[Action item]: Look through the records below, and whenever a line contains "your", copy it.

[Material provided]:

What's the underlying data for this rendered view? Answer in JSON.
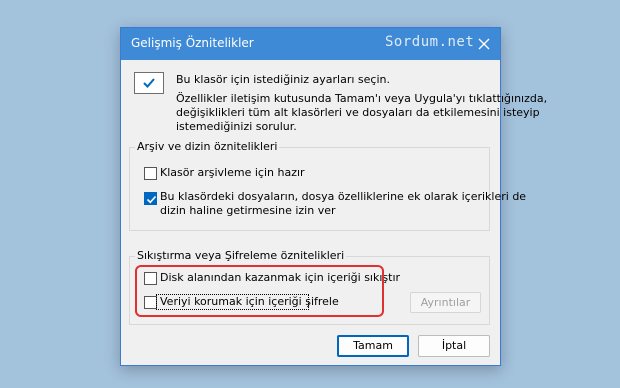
{
  "dialog": {
    "title": "Gelişmiş Öznitelikler",
    "watermark": "Sordum.net",
    "close_icon": "close-icon"
  },
  "header": {
    "icon": "checkbox-check-icon",
    "line1": "Bu klasör için istediğiniz ayarları seçin.",
    "description": [
      "Özellikler iletişim kutusunda Tamam'ı veya Uygula'yı tıklattığınızda,",
      "değişiklikleri tüm alt klasörleri ve dosyaları da etkilemesini isteyip",
      "istemediğinizi sorulur."
    ]
  },
  "archive_group": {
    "title": "Arşiv ve dizin öznitelikleri",
    "archive_checkbox": {
      "label": "Klasör arşivleme için hazır",
      "checked": false
    },
    "index_checkbox": {
      "label_line1": "Bu klasördeki dosyaların, dosya özelliklerine ek olarak içerikleri de",
      "label_line2": "dizin haline getirmesine izin ver",
      "checked": true
    }
  },
  "compress_group": {
    "title": "Sıkıştırma veya Şifreleme öznitelikleri",
    "compress_checkbox": {
      "label": "Disk alanından kazanmak için içeriği sıkıştır",
      "checked": false
    },
    "encrypt_checkbox": {
      "label": "Veriyi korumak için içeriği şifrele",
      "checked": false
    },
    "details_button": "Ayrıntılar"
  },
  "footer": {
    "ok_button": "Tamam",
    "cancel_button": "İptal"
  },
  "colors": {
    "titlebar": "#3f8ad6",
    "accent": "#0067c0",
    "highlight": "#e03030",
    "desktop": "#a3c2dc"
  }
}
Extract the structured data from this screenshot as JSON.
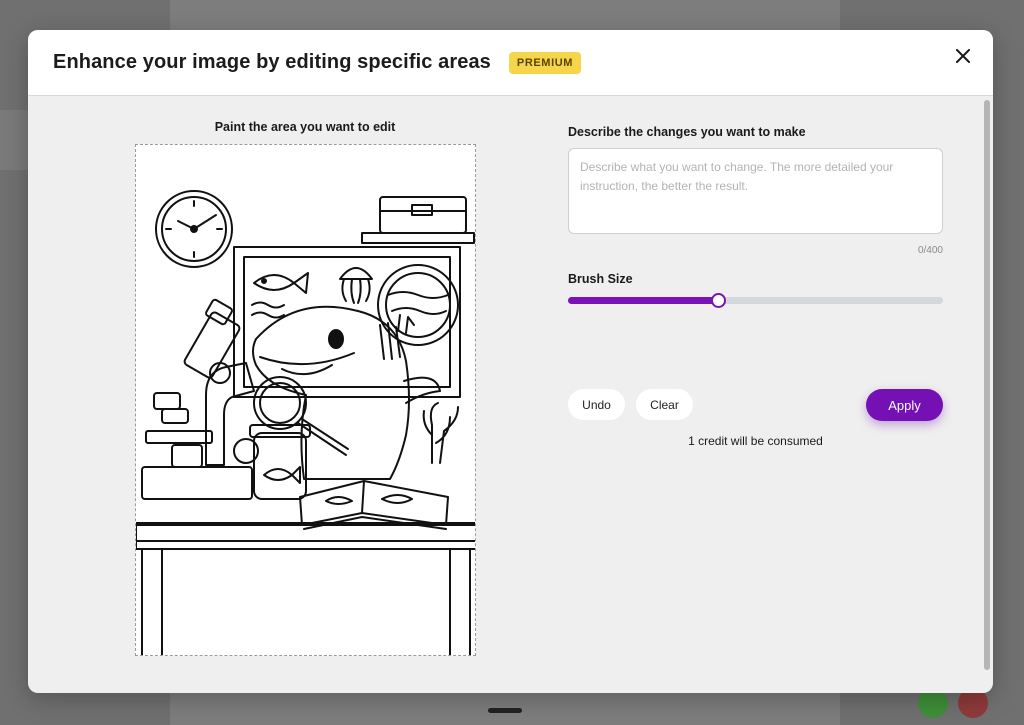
{
  "modal": {
    "title": "Enhance your image by editing specific areas",
    "badge": "PREMIUM",
    "close_icon": "close-icon"
  },
  "canvas": {
    "label": "Paint the area you want to edit"
  },
  "description": {
    "label": "Describe the changes you want to make",
    "placeholder": "Describe what you want to change. The more detailed your instruction, the better the result.",
    "value": "",
    "char_count": "0/400"
  },
  "brush": {
    "label": "Brush Size",
    "level_percent": 40
  },
  "actions": {
    "undo": "Undo",
    "clear": "Clear",
    "apply": "Apply"
  },
  "credit_note": "1 credit will be consumed",
  "colors": {
    "accent": "#7410b4",
    "badge_bg": "#f7d54a",
    "panel_bg": "#efefef"
  }
}
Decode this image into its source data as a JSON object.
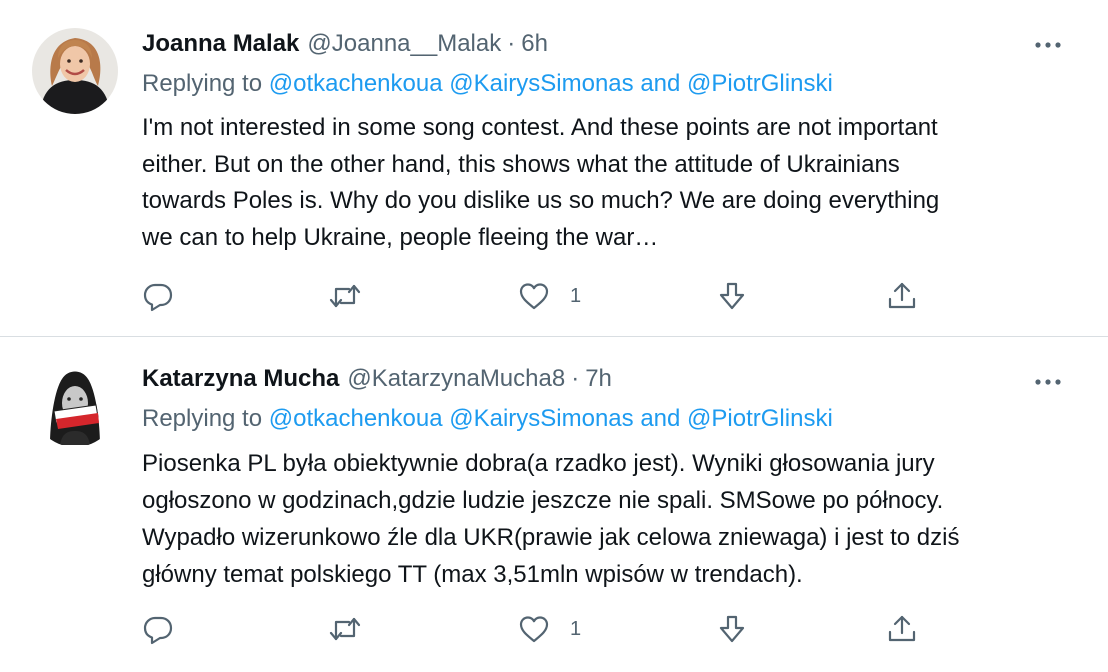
{
  "colors": {
    "link": "#1d9bf0",
    "secondary_text": "#536471",
    "primary_text": "#0f1419",
    "divider": "#d9dee2"
  },
  "tweets": [
    {
      "display_name": "Joanna Malak",
      "handle": "@Joanna__Malak",
      "separator": "·",
      "time": "6h",
      "replying_to_label": "Replying to",
      "mention_1": "@otkachenkoua",
      "mention_2": "@KairysSimonas",
      "joiner": "and",
      "mention_3": "@PiotrGlinski",
      "text_lines": [
        "I'm not interested in some song contest. And these points are not important",
        "either. But on the other hand, this  shows what the attitude of Ukrainians",
        "towards Poles is. Why do you dislike us so much? We are doing everything",
        "we can to help Ukraine, people fleeing the war…"
      ],
      "like_count": "1",
      "icons": [
        "reply-icon",
        "retweet-icon",
        "like-icon",
        "download-icon",
        "share-icon",
        "more-icon"
      ]
    },
    {
      "display_name": "Katarzyna Mucha",
      "handle": "@KatarzynaMucha8",
      "separator": "·",
      "time": "7h",
      "replying_to_label": "Replying to",
      "mention_1": "@otkachenkoua",
      "mention_2": "@KairysSimonas",
      "joiner": "and",
      "mention_3": "@PiotrGlinski",
      "text_lines": [
        "Piosenka PL była obiektywnie dobra(a rzadko jest). Wyniki głosowania jury",
        "ogłoszono w godzinach,gdzie ludzie jeszcze nie spali. SMSowe po północy.",
        "Wypadło wizerunkowo źle dla UKR(prawie jak celowa zniewaga) i jest to dziś",
        "główny temat polskiego TT (max 3,51mln wpisów w trendach)."
      ],
      "like_count": "1",
      "icons": [
        "reply-icon",
        "retweet-icon",
        "like-icon",
        "download-icon",
        "share-icon",
        "more-icon"
      ]
    }
  ]
}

[Task result]:
    "title": "Enhance your image by editing specific areas",
    "placeholder": "Describe what you want to change. The more detailed your instruction, the better the result.",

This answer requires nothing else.